**Supplied data**.
========================================

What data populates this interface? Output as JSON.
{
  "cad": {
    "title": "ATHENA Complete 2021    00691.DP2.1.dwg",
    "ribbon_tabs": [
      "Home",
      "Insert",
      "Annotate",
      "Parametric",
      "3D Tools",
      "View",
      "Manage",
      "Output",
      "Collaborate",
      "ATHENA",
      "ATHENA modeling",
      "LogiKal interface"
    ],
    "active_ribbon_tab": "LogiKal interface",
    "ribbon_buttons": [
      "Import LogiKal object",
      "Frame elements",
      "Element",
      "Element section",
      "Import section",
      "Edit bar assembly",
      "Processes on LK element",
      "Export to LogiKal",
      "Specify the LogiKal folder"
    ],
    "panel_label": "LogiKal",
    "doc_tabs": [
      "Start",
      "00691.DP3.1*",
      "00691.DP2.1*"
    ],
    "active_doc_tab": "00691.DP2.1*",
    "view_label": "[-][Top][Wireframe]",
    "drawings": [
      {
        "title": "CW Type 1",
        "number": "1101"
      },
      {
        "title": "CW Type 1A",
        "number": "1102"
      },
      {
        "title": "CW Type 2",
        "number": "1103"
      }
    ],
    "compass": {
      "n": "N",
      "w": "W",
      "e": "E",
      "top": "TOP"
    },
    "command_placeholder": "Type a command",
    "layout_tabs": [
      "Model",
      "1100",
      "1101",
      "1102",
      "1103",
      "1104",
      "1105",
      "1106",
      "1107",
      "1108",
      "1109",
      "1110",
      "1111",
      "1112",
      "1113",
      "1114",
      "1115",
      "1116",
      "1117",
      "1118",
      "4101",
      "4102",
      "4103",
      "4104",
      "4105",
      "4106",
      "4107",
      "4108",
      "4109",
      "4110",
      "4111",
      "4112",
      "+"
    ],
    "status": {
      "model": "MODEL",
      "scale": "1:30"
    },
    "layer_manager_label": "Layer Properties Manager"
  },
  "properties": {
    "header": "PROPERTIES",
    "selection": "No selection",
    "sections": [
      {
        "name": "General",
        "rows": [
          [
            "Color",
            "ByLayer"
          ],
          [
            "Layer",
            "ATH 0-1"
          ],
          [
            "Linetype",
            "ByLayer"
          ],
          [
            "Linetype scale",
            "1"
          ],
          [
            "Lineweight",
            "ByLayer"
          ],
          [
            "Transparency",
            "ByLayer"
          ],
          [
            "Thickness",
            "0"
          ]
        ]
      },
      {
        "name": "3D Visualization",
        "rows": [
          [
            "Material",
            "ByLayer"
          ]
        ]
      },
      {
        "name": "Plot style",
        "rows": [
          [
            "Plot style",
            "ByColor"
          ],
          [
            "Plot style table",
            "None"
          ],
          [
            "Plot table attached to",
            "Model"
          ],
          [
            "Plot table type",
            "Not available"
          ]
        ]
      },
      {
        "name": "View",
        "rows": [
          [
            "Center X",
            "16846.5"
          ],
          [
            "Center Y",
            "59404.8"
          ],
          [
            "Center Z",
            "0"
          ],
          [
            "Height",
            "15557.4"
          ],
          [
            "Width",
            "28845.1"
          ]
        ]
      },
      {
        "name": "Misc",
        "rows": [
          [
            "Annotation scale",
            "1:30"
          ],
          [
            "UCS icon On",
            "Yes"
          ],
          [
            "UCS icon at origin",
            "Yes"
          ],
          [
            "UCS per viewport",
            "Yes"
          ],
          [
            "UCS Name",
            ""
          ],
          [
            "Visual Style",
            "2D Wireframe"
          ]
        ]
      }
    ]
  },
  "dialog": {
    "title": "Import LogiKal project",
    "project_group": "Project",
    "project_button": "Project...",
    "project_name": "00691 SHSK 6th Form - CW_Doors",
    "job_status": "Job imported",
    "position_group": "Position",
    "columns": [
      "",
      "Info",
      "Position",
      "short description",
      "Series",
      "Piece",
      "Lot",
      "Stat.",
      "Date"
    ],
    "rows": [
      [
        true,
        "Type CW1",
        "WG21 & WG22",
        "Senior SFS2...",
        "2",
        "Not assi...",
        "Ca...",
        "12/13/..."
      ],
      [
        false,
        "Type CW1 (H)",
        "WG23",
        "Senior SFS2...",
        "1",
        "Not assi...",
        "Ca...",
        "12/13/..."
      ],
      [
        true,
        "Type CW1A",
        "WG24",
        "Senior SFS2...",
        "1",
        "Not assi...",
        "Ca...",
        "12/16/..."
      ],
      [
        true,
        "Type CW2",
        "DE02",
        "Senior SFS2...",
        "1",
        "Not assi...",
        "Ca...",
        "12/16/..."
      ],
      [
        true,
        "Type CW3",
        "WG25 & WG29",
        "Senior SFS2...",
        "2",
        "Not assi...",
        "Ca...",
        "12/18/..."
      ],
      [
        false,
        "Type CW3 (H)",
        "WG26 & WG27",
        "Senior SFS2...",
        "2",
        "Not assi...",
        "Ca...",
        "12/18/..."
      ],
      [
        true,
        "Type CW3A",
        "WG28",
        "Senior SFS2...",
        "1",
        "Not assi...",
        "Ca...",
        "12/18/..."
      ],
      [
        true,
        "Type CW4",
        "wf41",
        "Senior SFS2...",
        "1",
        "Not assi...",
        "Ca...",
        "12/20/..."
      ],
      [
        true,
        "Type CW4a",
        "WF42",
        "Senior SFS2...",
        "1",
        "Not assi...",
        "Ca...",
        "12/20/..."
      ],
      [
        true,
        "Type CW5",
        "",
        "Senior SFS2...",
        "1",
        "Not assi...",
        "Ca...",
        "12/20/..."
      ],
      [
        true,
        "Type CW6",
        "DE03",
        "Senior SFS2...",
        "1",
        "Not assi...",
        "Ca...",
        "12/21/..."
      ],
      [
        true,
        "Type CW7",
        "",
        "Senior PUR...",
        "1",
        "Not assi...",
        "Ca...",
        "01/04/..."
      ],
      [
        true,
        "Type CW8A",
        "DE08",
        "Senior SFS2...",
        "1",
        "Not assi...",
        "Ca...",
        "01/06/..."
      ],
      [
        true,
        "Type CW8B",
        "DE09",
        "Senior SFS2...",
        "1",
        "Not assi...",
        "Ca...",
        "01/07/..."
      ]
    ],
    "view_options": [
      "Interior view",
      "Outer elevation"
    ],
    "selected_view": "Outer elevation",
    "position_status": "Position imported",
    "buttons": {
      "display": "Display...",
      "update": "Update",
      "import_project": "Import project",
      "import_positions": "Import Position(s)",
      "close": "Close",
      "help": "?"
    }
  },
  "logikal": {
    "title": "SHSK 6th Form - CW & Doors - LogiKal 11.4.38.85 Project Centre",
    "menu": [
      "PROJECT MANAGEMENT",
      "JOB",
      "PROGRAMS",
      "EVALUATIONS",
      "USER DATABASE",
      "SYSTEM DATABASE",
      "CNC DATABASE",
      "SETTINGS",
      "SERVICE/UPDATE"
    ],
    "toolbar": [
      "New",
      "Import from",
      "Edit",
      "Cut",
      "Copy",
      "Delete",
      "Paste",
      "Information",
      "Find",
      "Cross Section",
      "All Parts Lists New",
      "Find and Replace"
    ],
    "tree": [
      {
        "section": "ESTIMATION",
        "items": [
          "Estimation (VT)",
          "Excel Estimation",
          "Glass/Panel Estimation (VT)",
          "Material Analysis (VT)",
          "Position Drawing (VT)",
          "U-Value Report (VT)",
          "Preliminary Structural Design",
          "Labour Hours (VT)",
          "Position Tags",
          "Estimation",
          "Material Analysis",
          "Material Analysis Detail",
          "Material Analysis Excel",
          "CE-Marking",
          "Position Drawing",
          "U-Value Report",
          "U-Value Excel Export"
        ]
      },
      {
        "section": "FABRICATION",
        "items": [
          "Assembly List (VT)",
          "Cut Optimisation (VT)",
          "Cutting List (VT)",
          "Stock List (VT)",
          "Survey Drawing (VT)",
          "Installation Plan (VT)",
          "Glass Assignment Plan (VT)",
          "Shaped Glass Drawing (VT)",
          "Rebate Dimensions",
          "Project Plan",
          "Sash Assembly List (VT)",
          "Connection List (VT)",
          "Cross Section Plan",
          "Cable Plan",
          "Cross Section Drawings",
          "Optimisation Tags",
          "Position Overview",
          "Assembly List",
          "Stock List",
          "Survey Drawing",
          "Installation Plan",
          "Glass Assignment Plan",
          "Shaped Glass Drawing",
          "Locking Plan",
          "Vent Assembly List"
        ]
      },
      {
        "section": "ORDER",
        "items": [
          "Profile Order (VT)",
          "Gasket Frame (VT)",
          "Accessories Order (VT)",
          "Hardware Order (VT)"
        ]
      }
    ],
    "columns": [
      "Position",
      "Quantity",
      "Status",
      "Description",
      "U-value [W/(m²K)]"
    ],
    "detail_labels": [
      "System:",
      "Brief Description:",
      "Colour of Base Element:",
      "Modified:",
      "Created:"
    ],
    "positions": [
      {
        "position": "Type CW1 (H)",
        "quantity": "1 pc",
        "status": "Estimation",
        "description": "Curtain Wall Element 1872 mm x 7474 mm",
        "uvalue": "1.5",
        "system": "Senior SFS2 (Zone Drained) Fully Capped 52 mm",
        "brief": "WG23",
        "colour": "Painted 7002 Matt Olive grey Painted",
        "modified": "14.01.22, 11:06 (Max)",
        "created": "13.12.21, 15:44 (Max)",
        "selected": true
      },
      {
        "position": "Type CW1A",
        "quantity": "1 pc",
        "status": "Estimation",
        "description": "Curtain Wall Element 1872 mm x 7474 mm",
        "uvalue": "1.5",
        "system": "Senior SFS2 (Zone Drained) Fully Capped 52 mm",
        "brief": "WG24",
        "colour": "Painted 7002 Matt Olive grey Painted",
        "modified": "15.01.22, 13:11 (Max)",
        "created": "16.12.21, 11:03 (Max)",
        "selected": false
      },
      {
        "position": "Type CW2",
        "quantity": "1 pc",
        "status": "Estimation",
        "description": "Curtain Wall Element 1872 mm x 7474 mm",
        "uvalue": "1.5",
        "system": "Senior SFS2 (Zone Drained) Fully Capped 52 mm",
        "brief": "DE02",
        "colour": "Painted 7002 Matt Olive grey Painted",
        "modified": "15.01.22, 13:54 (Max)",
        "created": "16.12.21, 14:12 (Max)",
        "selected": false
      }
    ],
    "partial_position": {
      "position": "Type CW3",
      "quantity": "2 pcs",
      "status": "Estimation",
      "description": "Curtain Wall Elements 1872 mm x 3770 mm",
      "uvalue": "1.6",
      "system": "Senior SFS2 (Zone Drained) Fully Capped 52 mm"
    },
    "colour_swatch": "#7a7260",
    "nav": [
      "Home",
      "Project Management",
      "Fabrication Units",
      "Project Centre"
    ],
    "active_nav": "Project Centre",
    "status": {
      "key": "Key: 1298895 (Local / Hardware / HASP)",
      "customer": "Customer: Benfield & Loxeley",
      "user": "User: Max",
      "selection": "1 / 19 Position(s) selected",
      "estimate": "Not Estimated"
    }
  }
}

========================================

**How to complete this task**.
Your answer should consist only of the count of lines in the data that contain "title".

**Problem solution**.
6